AVAILABLE DATA section start

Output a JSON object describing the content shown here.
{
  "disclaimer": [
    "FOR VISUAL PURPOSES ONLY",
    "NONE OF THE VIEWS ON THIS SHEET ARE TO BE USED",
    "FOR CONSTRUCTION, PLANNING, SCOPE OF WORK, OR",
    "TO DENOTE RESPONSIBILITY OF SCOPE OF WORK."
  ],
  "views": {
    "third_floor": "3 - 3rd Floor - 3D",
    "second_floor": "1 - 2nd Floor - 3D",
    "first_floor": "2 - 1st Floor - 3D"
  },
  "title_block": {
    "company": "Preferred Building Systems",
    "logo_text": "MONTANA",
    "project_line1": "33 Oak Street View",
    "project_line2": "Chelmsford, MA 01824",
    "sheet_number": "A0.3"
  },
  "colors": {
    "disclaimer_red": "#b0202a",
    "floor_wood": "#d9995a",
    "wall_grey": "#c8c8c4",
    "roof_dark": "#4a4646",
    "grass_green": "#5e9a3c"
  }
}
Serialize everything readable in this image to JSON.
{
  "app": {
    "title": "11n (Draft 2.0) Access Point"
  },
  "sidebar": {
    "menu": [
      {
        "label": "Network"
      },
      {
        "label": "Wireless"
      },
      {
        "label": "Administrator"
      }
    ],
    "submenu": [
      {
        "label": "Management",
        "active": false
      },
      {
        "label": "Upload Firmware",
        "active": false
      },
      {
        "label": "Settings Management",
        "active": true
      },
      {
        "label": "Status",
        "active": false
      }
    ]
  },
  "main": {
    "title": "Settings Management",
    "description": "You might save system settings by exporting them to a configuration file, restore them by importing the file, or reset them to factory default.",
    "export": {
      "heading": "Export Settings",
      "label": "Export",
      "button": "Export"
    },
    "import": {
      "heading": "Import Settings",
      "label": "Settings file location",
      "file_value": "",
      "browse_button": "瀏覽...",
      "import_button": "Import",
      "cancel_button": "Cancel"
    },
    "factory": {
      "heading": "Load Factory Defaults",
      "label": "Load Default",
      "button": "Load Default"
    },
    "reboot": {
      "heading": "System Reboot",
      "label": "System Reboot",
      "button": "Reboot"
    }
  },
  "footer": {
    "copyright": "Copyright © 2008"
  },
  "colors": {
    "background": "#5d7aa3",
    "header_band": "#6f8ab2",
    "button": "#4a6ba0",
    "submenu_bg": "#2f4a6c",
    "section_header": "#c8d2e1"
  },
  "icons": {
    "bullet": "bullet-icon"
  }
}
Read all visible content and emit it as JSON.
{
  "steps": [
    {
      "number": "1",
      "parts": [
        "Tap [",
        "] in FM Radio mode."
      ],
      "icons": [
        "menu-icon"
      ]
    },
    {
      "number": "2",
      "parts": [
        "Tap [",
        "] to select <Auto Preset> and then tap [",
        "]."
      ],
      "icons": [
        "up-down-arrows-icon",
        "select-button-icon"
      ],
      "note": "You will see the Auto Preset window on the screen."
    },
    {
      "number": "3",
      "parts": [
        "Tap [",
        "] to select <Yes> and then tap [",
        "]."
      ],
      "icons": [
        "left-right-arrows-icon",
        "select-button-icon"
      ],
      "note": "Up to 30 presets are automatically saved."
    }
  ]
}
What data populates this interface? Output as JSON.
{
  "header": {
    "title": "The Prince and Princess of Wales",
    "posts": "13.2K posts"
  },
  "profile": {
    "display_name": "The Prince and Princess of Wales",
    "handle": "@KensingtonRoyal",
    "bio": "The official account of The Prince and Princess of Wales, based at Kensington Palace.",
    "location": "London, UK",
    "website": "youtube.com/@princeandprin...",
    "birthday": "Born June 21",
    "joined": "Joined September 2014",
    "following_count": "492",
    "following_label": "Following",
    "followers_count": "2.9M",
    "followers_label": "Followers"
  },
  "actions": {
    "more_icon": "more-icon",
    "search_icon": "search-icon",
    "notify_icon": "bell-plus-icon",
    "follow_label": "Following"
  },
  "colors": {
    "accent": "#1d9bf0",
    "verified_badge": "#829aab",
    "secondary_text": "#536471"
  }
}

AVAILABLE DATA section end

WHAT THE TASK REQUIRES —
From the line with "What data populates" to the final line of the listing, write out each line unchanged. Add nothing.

SOLUTION TO THIS EXERCISE —
What data populates this interface? Output as JSON.
{
  "header": {
    "title": "The Prince and Princess of Wales",
    "posts": "13.2K posts"
  },
  "profile": {
    "display_name": "The Prince and Princess of Wales",
    "handle": "@KensingtonRoyal",
    "bio": "The official account of The Prince and Princess of Wales, based at Kensington Palace.",
    "location": "London, UK",
    "website": "youtube.com/@princeandprin...",
    "birthday": "Born June 21",
    "joined": "Joined September 2014",
    "following_count": "492",
    "following_label": "Following",
    "followers_count": "2.9M",
    "followers_label": "Followers"
  },
  "actions": {
    "more_icon": "more-icon",
    "search_icon": "search-icon",
    "notify_icon": "bell-plus-icon",
    "follow_label": "Following"
  },
  "colors": {
    "accent": "#1d9bf0",
    "verified_badge": "#829aab",
    "secondary_text": "#536471"
  }
}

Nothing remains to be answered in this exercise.